• _Data for this task_

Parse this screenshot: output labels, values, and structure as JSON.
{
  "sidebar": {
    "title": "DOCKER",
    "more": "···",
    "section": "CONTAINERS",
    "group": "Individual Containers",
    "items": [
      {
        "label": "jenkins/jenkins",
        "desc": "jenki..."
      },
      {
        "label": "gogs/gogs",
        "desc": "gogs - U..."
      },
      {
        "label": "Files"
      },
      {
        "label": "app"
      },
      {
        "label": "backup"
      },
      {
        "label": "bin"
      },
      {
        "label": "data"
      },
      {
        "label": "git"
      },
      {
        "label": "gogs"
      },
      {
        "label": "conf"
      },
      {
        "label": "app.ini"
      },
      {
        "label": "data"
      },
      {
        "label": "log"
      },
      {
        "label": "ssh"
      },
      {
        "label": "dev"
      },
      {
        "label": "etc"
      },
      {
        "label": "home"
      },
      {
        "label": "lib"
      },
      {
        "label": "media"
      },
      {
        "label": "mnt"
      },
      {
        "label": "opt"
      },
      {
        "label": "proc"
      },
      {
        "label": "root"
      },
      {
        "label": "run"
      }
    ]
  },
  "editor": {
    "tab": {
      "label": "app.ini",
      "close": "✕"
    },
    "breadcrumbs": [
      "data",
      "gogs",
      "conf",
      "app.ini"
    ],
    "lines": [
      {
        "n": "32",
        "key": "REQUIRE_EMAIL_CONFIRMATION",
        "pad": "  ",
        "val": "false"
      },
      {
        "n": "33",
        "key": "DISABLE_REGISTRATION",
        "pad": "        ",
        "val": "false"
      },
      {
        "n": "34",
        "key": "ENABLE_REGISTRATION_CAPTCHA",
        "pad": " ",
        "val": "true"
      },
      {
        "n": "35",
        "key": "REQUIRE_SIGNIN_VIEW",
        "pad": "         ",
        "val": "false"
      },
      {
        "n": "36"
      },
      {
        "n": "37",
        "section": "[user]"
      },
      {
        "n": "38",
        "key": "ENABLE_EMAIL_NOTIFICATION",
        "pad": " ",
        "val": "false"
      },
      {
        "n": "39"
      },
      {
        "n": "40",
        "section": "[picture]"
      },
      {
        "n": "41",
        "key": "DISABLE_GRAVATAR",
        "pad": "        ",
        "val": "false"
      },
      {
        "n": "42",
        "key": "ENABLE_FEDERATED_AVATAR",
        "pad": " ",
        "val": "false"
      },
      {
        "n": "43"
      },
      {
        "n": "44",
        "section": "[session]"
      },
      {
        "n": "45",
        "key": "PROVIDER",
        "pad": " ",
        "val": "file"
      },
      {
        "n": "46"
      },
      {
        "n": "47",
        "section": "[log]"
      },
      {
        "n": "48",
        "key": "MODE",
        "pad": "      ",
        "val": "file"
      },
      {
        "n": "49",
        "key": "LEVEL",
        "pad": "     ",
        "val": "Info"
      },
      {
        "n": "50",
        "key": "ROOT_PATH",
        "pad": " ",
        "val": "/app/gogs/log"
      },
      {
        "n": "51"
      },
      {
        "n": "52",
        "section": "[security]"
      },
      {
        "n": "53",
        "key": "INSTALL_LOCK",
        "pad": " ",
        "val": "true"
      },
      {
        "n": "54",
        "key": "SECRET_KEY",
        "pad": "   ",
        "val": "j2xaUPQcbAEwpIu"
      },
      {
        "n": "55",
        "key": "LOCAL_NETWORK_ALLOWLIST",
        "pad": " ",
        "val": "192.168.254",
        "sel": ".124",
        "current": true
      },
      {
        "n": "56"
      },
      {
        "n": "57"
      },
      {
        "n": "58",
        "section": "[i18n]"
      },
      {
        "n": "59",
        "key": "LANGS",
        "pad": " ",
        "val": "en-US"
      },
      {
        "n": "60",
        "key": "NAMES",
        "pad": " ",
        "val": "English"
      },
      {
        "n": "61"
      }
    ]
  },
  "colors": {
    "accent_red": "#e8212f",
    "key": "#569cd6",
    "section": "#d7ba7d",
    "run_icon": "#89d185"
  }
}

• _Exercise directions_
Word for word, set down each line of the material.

• _Written solution_
Parse this screenshot: output labels, values, and structure as JSON.
{
  "sidebar": {
    "title": "DOCKER",
    "more": "···",
    "section": "CONTAINERS",
    "group": "Individual Containers",
    "items": [
      {
        "label": "jenkins/jenkins",
        "desc": "jenki..."
      },
      {
        "label": "gogs/gogs",
        "desc": "gogs - U..."
      },
      {
        "label": "Files"
      },
      {
        "label": "app"
      },
      {
        "label": "backup"
      },
      {
        "label": "bin"
      },
      {
        "label": "data"
      },
      {
        "label": "git"
      },
      {
        "label": "gogs"
      },
      {
        "label": "conf"
      },
      {
        "label": "app.ini"
      },
      {
        "label": "data"
      },
      {
        "label": "log"
      },
      {
        "label": "ssh"
      },
      {
        "label": "dev"
      },
      {
        "label": "etc"
      },
      {
        "label": "home"
      },
      {
        "label": "lib"
      },
      {
        "label": "media"
      },
      {
        "label": "mnt"
      },
      {
        "label": "opt"
      },
      {
        "label": "proc"
      },
      {
        "label": "root"
      },
      {
        "label": "run"
      }
    ]
  },
  "editor": {
    "tab": {
      "label": "app.ini",
      "close": "✕"
    },
    "breadcrumbs": [
      "data",
      "gogs",
      "conf",
      "app.ini"
    ],
    "lines": [
      {
        "n": "32",
        "key": "REQUIRE_EMAIL_CONFIRMATION",
        "pad": "  ",
        "val": "false"
      },
      {
        "n": "33",
        "key": "DISABLE_REGISTRATION",
        "pad": "        ",
        "val": "false"
      },
      {
        "n": "34",
        "key": "ENABLE_REGISTRATION_CAPTCHA",
        "pad": " ",
        "val": "true"
      },
      {
        "n": "35",
        "key": "REQUIRE_SIGNIN_VIEW",
        "pad": "         ",
        "val": "false"
      },
      {
        "n": "36"
      },
      {
        "n": "37",
        "section": "[user]"
      },
      {
        "n": "38",
        "key": "ENABLE_EMAIL_NOTIFICATION",
        "pad": " ",
        "val": "false"
      },
      {
        "n": "39"
      },
      {
        "n": "40",
        "section": "[picture]"
      },
      {
        "n": "41",
        "key": "DISABLE_GRAVATAR",
        "pad": "        ",
        "val": "false"
      },
      {
        "n": "42",
        "key": "ENABLE_FEDERATED_AVATAR",
        "pad": " ",
        "val": "false"
      },
      {
        "n": "43"
      },
      {
        "n": "44",
        "section": "[session]"
      },
      {
        "n": "45",
        "key": "PROVIDER",
        "pad": " ",
        "val": "file"
      },
      {
        "n": "46"
      },
      {
        "n": "47",
        "section": "[log]"
      },
      {
        "n": "48",
        "key": "MODE",
        "pad": "      ",
        "val": "file"
      },
      {
        "n": "49",
        "key": "LEVEL",
        "pad": "     ",
        "val": "Info"
      },
      {
        "n": "50",
        "key": "ROOT_PATH",
        "pad": " ",
        "val": "/app/gogs/log"
      },
      {
        "n": "51"
      },
      {
        "n": "52",
        "section": "[security]"
      },
      {
        "n": "53",
        "key": "INSTALL_LOCK",
        "pad": " ",
        "val": "true"
      },
      {
        "n": "54",
        "key": "SECRET_KEY",
        "pad": "   ",
        "val": "j2xaUPQcbAEwpIu"
      },
      {
        "n": "55",
        "key": "LOCAL_NETWORK_ALLOWLIST",
        "pad": " ",
        "val": "192.168.254",
        "sel": ".124",
        "current": true
      },
      {
        "n": "56"
      },
      {
        "n": "57"
      },
      {
        "n": "58",
        "section": "[i18n]"
      },
      {
        "n": "59",
        "key": "LANGS",
        "pad": " ",
        "val": "en-US"
      },
      {
        "n": "60",
        "key": "NAMES",
        "pad": " ",
        "val": "English"
      },
      {
        "n": "61"
      }
    ]
  },
  "colors": {
    "accent_red": "#e8212f",
    "key": "#569cd6",
    "section": "#d7ba7d",
    "run_icon": "#89d185"
  }
}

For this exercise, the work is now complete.